Another option for having ADHD diagnosed is for the child to undergo a full battery of psychoeducational testing through a psychologist. Typically, this step isn't necessary unless the child is potentially dealing with other psychological conditions, academic concerns, and/or the existing ADHD medications isn't working.

The Question of Medication

Some parents are reluctant to allow their child to take medication for ADHD, and this can delay treatment of the disorder. It's understandable that parents may feel this way. After all, ADHD is a genetic condition with about 80% of the time one or both parents have it. Because many parents of these children also have the disorder, they remember what the medications were like when they were younger. 

Fortunately, ADHD medications have improved substantially over the past couple of decades. The medication distribution methodology has significantly improved like that is seen with a micro-particle distribution system, and the medicine side effects have considerably decreased. Overall, the medications are more efficacious and better tolerated now than ever before.  There are also DNA tests that can be done to see what specific medications would be best for your child.

If you have concerns about medication, it's best to discuss them with your pediatrician or family doctor.

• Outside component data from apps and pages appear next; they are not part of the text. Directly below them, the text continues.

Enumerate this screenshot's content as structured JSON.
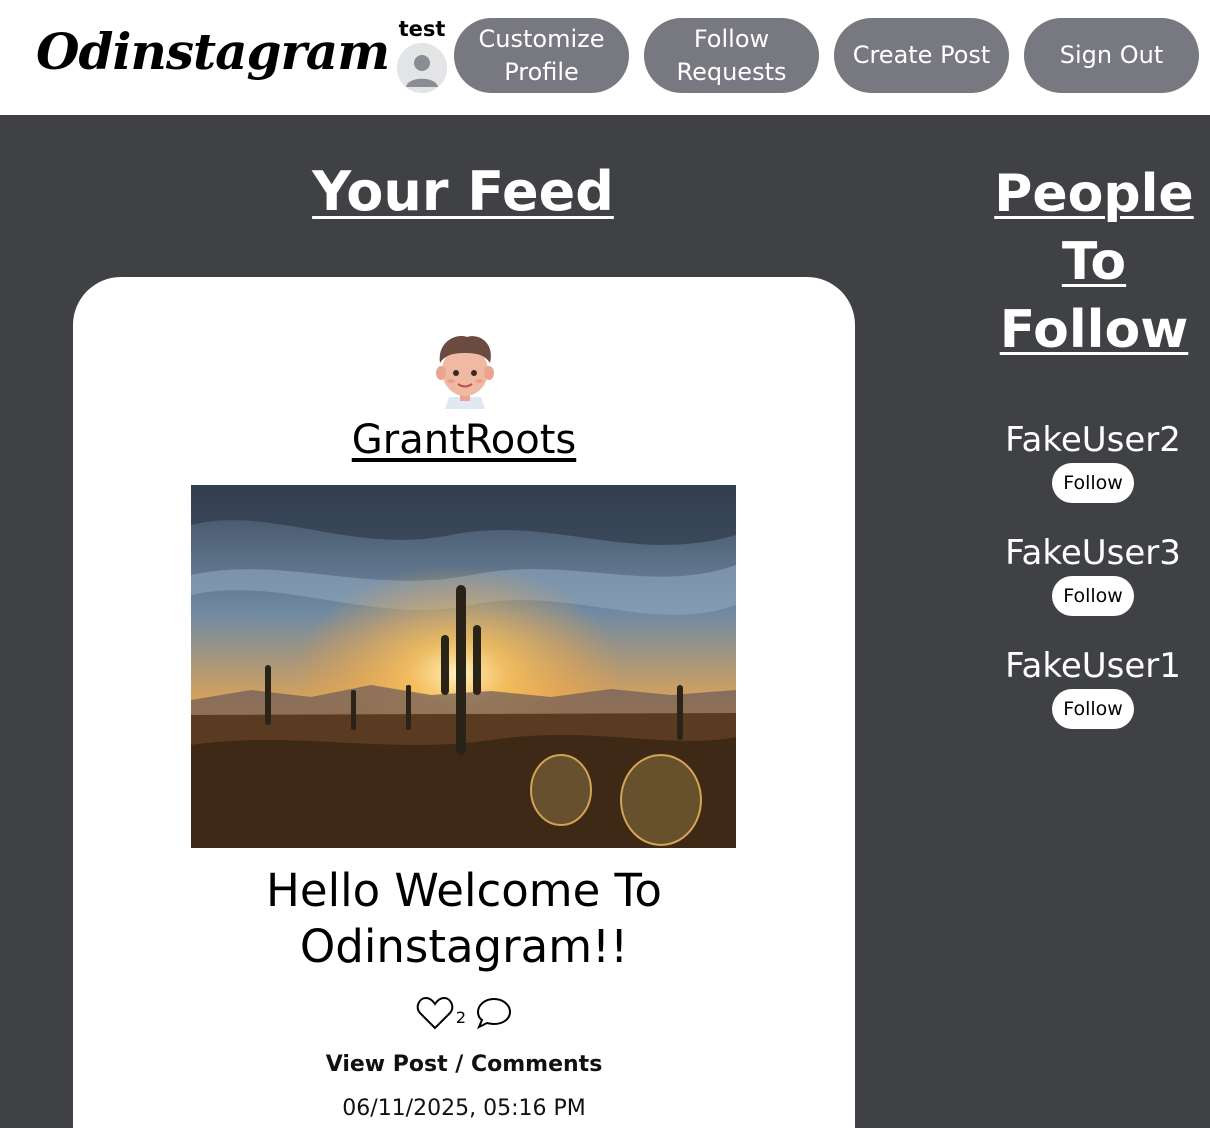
{
  "header": {
    "logo": "Odinstagram",
    "username": "test",
    "nav": {
      "customize_profile": "Customize Profile",
      "follow_requests": "Follow Requests",
      "create_post": "Create Post",
      "sign_out": "Sign Out"
    }
  },
  "feed": {
    "title": "Your Feed",
    "posts": [
      {
        "author": "GrantRoots",
        "caption": "Hello Welcome To Odinstagram!!",
        "likes": "2",
        "view_link": "View Post / Comments",
        "date": "06/11/2025, 05:16 PM"
      }
    ]
  },
  "sidebar": {
    "title": "People To Follow",
    "suggestions": [
      {
        "name": "FakeUser2",
        "button": "Follow"
      },
      {
        "name": "FakeUser3",
        "button": "Follow"
      },
      {
        "name": "FakeUser1",
        "button": "Follow"
      }
    ]
  },
  "icons": [
    "default-avatar-icon",
    "heart-icon",
    "comment-icon"
  ],
  "colors": {
    "background": "#404145",
    "header": "#ffffff",
    "nav_button": "#777880",
    "card": "#ffffff"
  }
}
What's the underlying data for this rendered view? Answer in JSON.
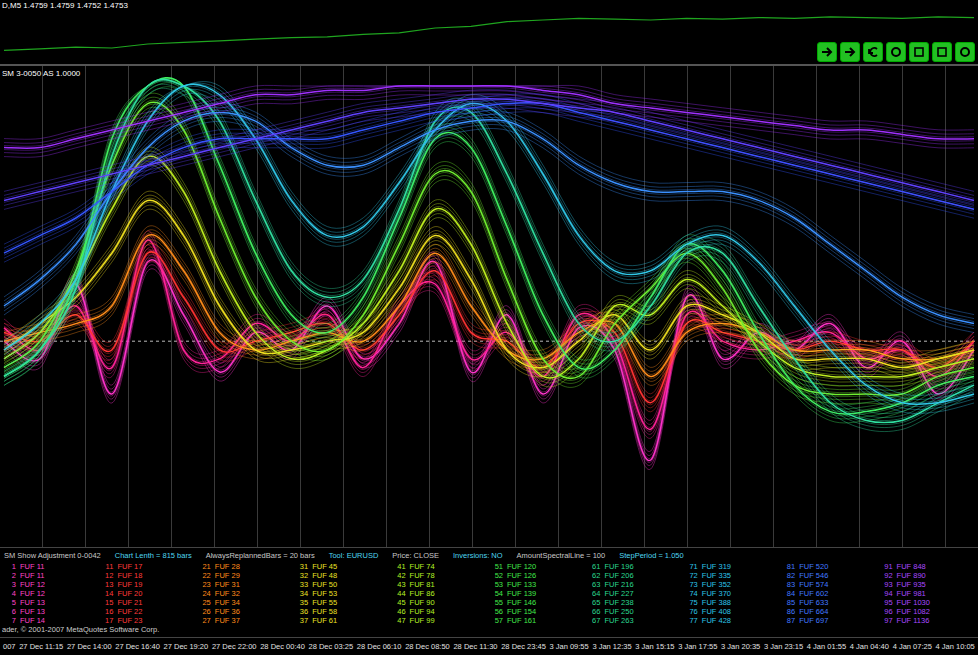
{
  "price_panel": {
    "title": "D,M5 1.4759 1.4759 1.4752 1.4753",
    "values": [
      1.4712,
      1.4714,
      1.4716,
      1.4715,
      1.472,
      1.4722,
      1.4724,
      1.4726,
      1.4728,
      1.4729,
      1.4732,
      1.4734,
      1.474,
      1.4742,
      1.4748,
      1.475,
      1.4752,
      1.4751,
      1.475,
      1.4752,
      1.4751,
      1.4753,
      1.4752,
      1.4754,
      1.4753,
      1.4752,
      1.4754,
      1.4753
    ],
    "axis_min": 1.47,
    "axis_max": 1.4765
  },
  "toolbar": {
    "buttons": [
      {
        "kind": "forward"
      },
      {
        "kind": "forward"
      },
      {
        "kind": "back"
      },
      {
        "kind": "circle"
      },
      {
        "kind": "box"
      },
      {
        "kind": "box"
      },
      {
        "kind": "circle"
      }
    ]
  },
  "indicator": {
    "title": "SM 3-0050 AS 1.0000",
    "midline": 42,
    "series": [
      {
        "color": "#ff33cc",
        "values": [
          42,
          38,
          55,
          30,
          60,
          48,
          35,
          44,
          40,
          50,
          38,
          46,
          60,
          35,
          48,
          30,
          45,
          40,
          15,
          52,
          38,
          44,
          40,
          46,
          36,
          42,
          30,
          40
        ]
      },
      {
        "color": "#ff2299",
        "values": [
          45,
          40,
          50,
          36,
          65,
          40,
          38,
          46,
          42,
          48,
          36,
          50,
          55,
          38,
          44,
          34,
          48,
          42,
          22,
          48,
          42,
          40,
          42,
          44,
          38,
          40,
          34,
          42
        ]
      },
      {
        "color": "#ff3333",
        "values": [
          44,
          42,
          48,
          40,
          62,
          52,
          40,
          42,
          44,
          46,
          40,
          48,
          58,
          44,
          42,
          36,
          46,
          44,
          28,
          46,
          44,
          42,
          40,
          42,
          40,
          40,
          36,
          42
        ]
      },
      {
        "color": "#ff8c1a",
        "values": [
          42,
          44,
          46,
          50,
          66,
          58,
          44,
          40,
          42,
          44,
          42,
          50,
          62,
          50,
          40,
          38,
          44,
          46,
          34,
          44,
          46,
          44,
          40,
          40,
          40,
          38,
          38,
          40
        ]
      },
      {
        "color": "#f0e020",
        "values": [
          40,
          46,
          52,
          62,
          74,
          66,
          50,
          40,
          40,
          42,
          44,
          54,
          66,
          56,
          40,
          36,
          42,
          48,
          40,
          50,
          48,
          44,
          38,
          38,
          38,
          36,
          38,
          40
        ]
      },
      {
        "color": "#c0f020",
        "values": [
          38,
          44,
          56,
          72,
          84,
          76,
          58,
          44,
          38,
          40,
          46,
          58,
          72,
          64,
          46,
          34,
          38,
          50,
          48,
          56,
          50,
          42,
          36,
          34,
          34,
          34,
          36,
          38
        ]
      },
      {
        "color": "#70f030",
        "values": [
          36,
          42,
          58,
          82,
          96,
          90,
          70,
          52,
          42,
          40,
          48,
          64,
          80,
          76,
          56,
          38,
          34,
          46,
          54,
          62,
          54,
          40,
          32,
          30,
          30,
          30,
          34,
          36
        ]
      },
      {
        "color": "#40f060",
        "values": [
          34,
          40,
          56,
          88,
          100,
          100,
          82,
          62,
          48,
          44,
          52,
          70,
          88,
          86,
          68,
          48,
          36,
          40,
          52,
          64,
          58,
          44,
          32,
          26,
          26,
          28,
          32,
          34
        ]
      },
      {
        "color": "#30e0a0",
        "values": [
          34,
          40,
          54,
          84,
          100,
          100,
          92,
          74,
          58,
          52,
          56,
          72,
          92,
          94,
          80,
          62,
          46,
          42,
          50,
          62,
          62,
          50,
          38,
          28,
          24,
          24,
          28,
          32
        ]
      },
      {
        "color": "#30c8e8",
        "values": [
          40,
          46,
          56,
          76,
          92,
          100,
          98,
          88,
          74,
          66,
          68,
          78,
          90,
          96,
          92,
          80,
          66,
          58,
          58,
          64,
          66,
          60,
          50,
          40,
          32,
          28,
          28,
          30
        ]
      },
      {
        "color": "#3a90ff",
        "values": [
          50,
          56,
          64,
          76,
          86,
          92,
          94,
          92,
          86,
          82,
          82,
          86,
          90,
          92,
          92,
          88,
          82,
          78,
          76,
          76,
          76,
          74,
          70,
          64,
          58,
          52,
          48,
          46
        ]
      },
      {
        "color": "#3355ff",
        "values": [
          62,
          66,
          70,
          76,
          82,
          86,
          88,
          88,
          88,
          88,
          90,
          92,
          94,
          95,
          96,
          96,
          94,
          92,
          90,
          88,
          86,
          84,
          82,
          80,
          78,
          76,
          74,
          72
        ]
      },
      {
        "color": "#6040ff",
        "values": [
          74,
          76,
          78,
          80,
          82,
          84,
          86,
          88,
          90,
          92,
          94,
          95,
          96,
          97,
          97,
          96,
          95,
          94,
          92,
          90,
          88,
          86,
          84,
          82,
          80,
          78,
          76,
          74
        ]
      },
      {
        "color": "#a030ff",
        "values": [
          86,
          86,
          88,
          90,
          92,
          94,
          96,
          98,
          98,
          99,
          99,
          100,
          100,
          100,
          100,
          99,
          98,
          96,
          95,
          94,
          93,
          92,
          91,
          90,
          90,
          89,
          88,
          88
        ]
      }
    ]
  },
  "info_bar": [
    "SM Show Adjustment 0-0042",
    "Chart Lenth = 815 bars",
    "AlwaysReplannedBars = 20 bars",
    "Tool: EURUSD",
    "Price: CLOSE",
    "Inversions: NO",
    "AmountSpectralLine = 100",
    "StepPeriod = 1.050"
  ],
  "legend": [
    {
      "color": "#ff44c8",
      "rows": [
        [
          "1",
          "FUF 11"
        ],
        [
          "2",
          "FUF 11"
        ],
        [
          "3",
          "FUF 12"
        ],
        [
          "4",
          "FUF 12"
        ],
        [
          "5",
          "FUF 13"
        ],
        [
          "6",
          "FUF 13"
        ],
        [
          "7",
          "FUF 14"
        ]
      ]
    },
    {
      "color": "#ff3a3a",
      "rows": [
        [
          "11",
          "FUF 17"
        ],
        [
          "12",
          "FUF 18"
        ],
        [
          "13",
          "FUF 19"
        ],
        [
          "14",
          "FUF 20"
        ],
        [
          "15",
          "FUF 21"
        ],
        [
          "16",
          "FUF 22"
        ],
        [
          "17",
          "FUF 23"
        ]
      ]
    },
    {
      "color": "#ff8c1a",
      "rows": [
        [
          "21",
          "FUF 28"
        ],
        [
          "22",
          "FUF 29"
        ],
        [
          "23",
          "FUF 31"
        ],
        [
          "24",
          "FUF 32"
        ],
        [
          "25",
          "FUF 34"
        ],
        [
          "26",
          "FUF 36"
        ],
        [
          "27",
          "FUF 37"
        ]
      ]
    },
    {
      "color": "#ece024",
      "rows": [
        [
          "31",
          "FUF 45"
        ],
        [
          "32",
          "FUF 48"
        ],
        [
          "33",
          "FUF 50"
        ],
        [
          "34",
          "FUF 53"
        ],
        [
          "35",
          "FUF 55"
        ],
        [
          "36",
          "FUF 58"
        ],
        [
          "37",
          "FUF 61"
        ]
      ]
    },
    {
      "color": "#b4f024",
      "rows": [
        [
          "41",
          "FUF 74"
        ],
        [
          "42",
          "FUF 78"
        ],
        [
          "43",
          "FUF 81"
        ],
        [
          "44",
          "FUF 86"
        ],
        [
          "45",
          "FUF 90"
        ],
        [
          "46",
          "FUF 94"
        ],
        [
          "47",
          "FUF 99"
        ]
      ]
    },
    {
      "color": "#40e84a",
      "rows": [
        [
          "51",
          "FUF 120"
        ],
        [
          "52",
          "FUF 126"
        ],
        [
          "53",
          "FUF 133"
        ],
        [
          "54",
          "FUF 139"
        ],
        [
          "55",
          "FUF 146"
        ],
        [
          "56",
          "FUF 154"
        ],
        [
          "57",
          "FUF 161"
        ]
      ]
    },
    {
      "color": "#2ad890",
      "rows": [
        [
          "61",
          "FUF 196"
        ],
        [
          "62",
          "FUF 206"
        ],
        [
          "63",
          "FUF 216"
        ],
        [
          "64",
          "FUF 227"
        ],
        [
          "65",
          "FUF 238"
        ],
        [
          "66",
          "FUF 250"
        ],
        [
          "67",
          "FUF 263"
        ]
      ]
    },
    {
      "color": "#2cc4e8",
      "rows": [
        [
          "71",
          "FUF 319"
        ],
        [
          "72",
          "FUF 335"
        ],
        [
          "73",
          "FUF 352"
        ],
        [
          "74",
          "FUF 370"
        ],
        [
          "75",
          "FUF 388"
        ],
        [
          "76",
          "FUF 408"
        ],
        [
          "77",
          "FUF 428"
        ]
      ]
    },
    {
      "color": "#4078ff",
      "rows": [
        [
          "81",
          "FUF 520"
        ],
        [
          "82",
          "FUF 546"
        ],
        [
          "83",
          "FUF 574"
        ],
        [
          "84",
          "FUF 602"
        ],
        [
          "85",
          "FUF 633"
        ],
        [
          "86",
          "FUF 664"
        ],
        [
          "87",
          "FUF 697"
        ]
      ]
    },
    {
      "color": "#a848ff",
      "rows": [
        [
          "91",
          "FUF 848"
        ],
        [
          "92",
          "FUF 890"
        ],
        [
          "93",
          "FUF 935"
        ],
        [
          "94",
          "FUF 981"
        ],
        [
          "95",
          "FUF 1030"
        ],
        [
          "96",
          "FUF 1082"
        ],
        [
          "97",
          "FUF 1136"
        ]
      ]
    }
  ],
  "copyright": "ader, © 2001-2007 MetaQuotes Software Corp.",
  "time_axis": [
    "007",
    "27 Dec 11:15",
    "27 Dec 14:00",
    "27 Dec 16:40",
    "27 Dec 19:20",
    "27 Dec 22:00",
    "28 Dec 00:40",
    "28 Dec 03:25",
    "28 Dec 06:10",
    "28 Dec 08:50",
    "28 Dec 11:30",
    "28 Dec 23:45",
    "3 Jan 09:55",
    "3 Jan 12:35",
    "3 Jan 15:15",
    "3 Jan 17:55",
    "3 Jan 20:35",
    "3 Jan 23:15",
    "4 Jan 01:55",
    "4 Jan 04:40",
    "4 Jan 07:25",
    "4 Jan 10:05"
  ]
}
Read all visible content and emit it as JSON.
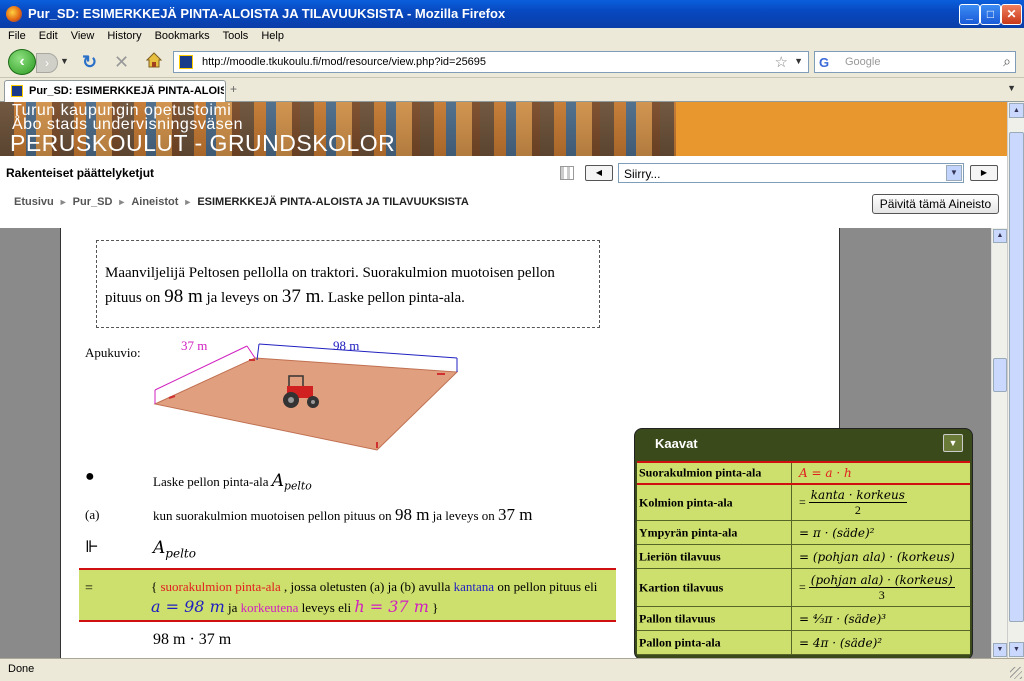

My philosophy, and that of most physicians today, is to start low and go slow, aiming for the best dosage and medication for an individual patient, based on his or her age, presentation, size and family history. We want to find a dose that works, but we don't need to get there on the first day. And if a parent isn't happy with their child's experience on a medication, we will change it right away. There are myriad ADHD medications out there to choose from, and it is important to have a physician who understands the different medications.

Be encouraged that medication can be a safe, effective way to improve your child's focus in school. However, it's not a magic bullet. I like to think of these medications like I think of my glasses—they enhance my God-given ability to see, but they don't see for me. If I were to take a driver's test with my eyes closed, my glasses wouldn't help me—but if I do have my eyes open, they help me to see all the better. With my glasses on, my success is due to my hard work and not the glasses alone.  This same principle can be applied to children in their studies. No medication is going to help your child do better in school if he or she isn't doing the work. However, when he or she is diligent about schoolwork, the medication allows the child to use their God-given intellect to the best of their ability. Your ADHD child will develop confidence in his/her abilities and be successful in all areas of life. 

For an ADHD evaluation at Dr. Anderson’s office, call (336) 802-2200.

  • Brenner Children's Hospital
  • New Patient Appointments

    888-716-WAKE

  • Additional Information

    For new patient appointments, you may request an appointment online.
    For returning patient appointments, you may contact the clinic directly.